- When talking about marriage, make sure you're using the person's preferred term(s), whether partner, spouse, wife, husband or something else. Gay marriage and same-sex marriage are acceptable terms.
- Pay close attention to how the person you're talking to narrates their own story and follow their lead and cues when you write. If the person uses terms you don't know, ask them to explain each so you're sure to use it correctly. If there is particular sensitivity on the part of a source and/or topic, build in time for a source(s) to review their quotes for accuracy.
Reasons to Ask—and Reasons to Refrain from Asking
When is it appropriate to ask a subject to disclose his/her/their sexual orientation for a story? Is it ever?
Reasons to ask:
- If it adds context to the story. Are you interviewing the person specifically because s/he/they is a member of the LGBTQIA community? If so, ask to confirm and ask how s/he identifies or they identify.
- If it is central to the story. Would it seem out of place if you didn't mention it? For example, if you're covering same-sex marriage, anti-discrimination laws, and "Don't Ask, Don't Tell," it's relevant to include that the person is or could be directly affected by the events.
- If it isn't central to the story, what is your motivation for asking? Are you trying to add diversity to your story or highlight how different populations might be affected differently?
Reasons to avoid asking or telling:
- If it would cause harm to the subject.

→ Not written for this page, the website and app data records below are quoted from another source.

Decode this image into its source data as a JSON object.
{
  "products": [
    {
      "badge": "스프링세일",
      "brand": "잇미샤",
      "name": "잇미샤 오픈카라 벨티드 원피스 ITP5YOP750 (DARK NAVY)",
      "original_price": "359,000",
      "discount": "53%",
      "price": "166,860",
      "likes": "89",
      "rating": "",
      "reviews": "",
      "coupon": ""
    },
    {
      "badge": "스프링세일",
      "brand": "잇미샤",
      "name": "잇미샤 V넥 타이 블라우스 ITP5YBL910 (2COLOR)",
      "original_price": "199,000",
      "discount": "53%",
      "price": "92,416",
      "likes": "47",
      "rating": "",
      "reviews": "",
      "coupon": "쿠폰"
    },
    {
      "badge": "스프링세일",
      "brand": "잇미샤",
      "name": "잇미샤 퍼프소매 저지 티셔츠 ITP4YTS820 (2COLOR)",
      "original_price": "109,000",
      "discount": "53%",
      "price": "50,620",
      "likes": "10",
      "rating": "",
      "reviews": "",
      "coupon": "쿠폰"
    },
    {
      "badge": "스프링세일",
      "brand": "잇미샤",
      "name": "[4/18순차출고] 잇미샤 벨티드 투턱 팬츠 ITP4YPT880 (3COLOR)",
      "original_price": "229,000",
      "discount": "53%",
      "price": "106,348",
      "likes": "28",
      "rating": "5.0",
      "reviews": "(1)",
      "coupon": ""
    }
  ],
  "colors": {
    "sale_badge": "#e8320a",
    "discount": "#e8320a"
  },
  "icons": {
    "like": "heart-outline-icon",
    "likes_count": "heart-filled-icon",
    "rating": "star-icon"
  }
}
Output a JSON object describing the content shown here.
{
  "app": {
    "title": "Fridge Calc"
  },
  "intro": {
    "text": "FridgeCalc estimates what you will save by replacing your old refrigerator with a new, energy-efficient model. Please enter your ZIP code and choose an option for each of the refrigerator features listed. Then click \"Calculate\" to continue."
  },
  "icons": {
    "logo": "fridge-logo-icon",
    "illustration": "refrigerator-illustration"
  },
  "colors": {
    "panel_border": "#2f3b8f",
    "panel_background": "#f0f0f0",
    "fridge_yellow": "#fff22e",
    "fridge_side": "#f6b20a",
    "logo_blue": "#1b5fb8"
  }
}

- If it's merely for prurient reasons or to sensationalize the story.
- Would you include the information if the subject were heterosexual? If yes, include it for an LGBTQIA person. If not, think about why you want to include it; it must be relevant.
Pronoun Use for Transgender Sources
If a source shares a transgender or gender-nonconforming identity, it is best practice to ask for preferred pronouns. Be cautious that a person's pronouns may not correspond with the gender that may be associated with one's name or appearance. Also, do not assume transgender status or include it if it is not germane to the story.
Note that sex, gender and sexual orientation are not synonymous.
LGBTQIA: Terms to Avoid
- Closeted (preferred: not out)
- Gay community (preferred: LGBTQIA community)
- Homosexual (preferred: gay or lesbian)
- Openly gay (preferred: out)
- Queer (see discussion above)
- Lesbian women (this is redundant; just say lesbian)
- MTF or FTM (use male to female/female to male transition unless an individual identifies themselves this way)
- Sexual preference (preferred: sexual orientation)
- Trans (abbreviation for someone who is transgender; Transgender people identify as a gender that is different from the sex they were assigned at birth. A transgender woman was assigned to be male at birth; a transgender man was assigned to be female at birth.)
- Transvestite (preferred: cross-dresser; cross-dressing does not necessarily indicate someone is gay or transgender)
For more terms, go to the GLAAD Media Reference Guide.
- AP Style Handbook (subscription required)
- GLAAD Media Reference Guide – 10th edition
- NLGJA – The Association of LGBTQ Journalists Stylebook (Spanish version)
- NLGJA – Tip Sheets on LGBT Coverage – Are You Gay?
- "Some Very Basic Tips for Making Higher Education More Accessible to Trans Students and Rethinking How We Talk About Gendered Bodies," (PDF) by Dean Spade, Radical Teacher, Winter 2011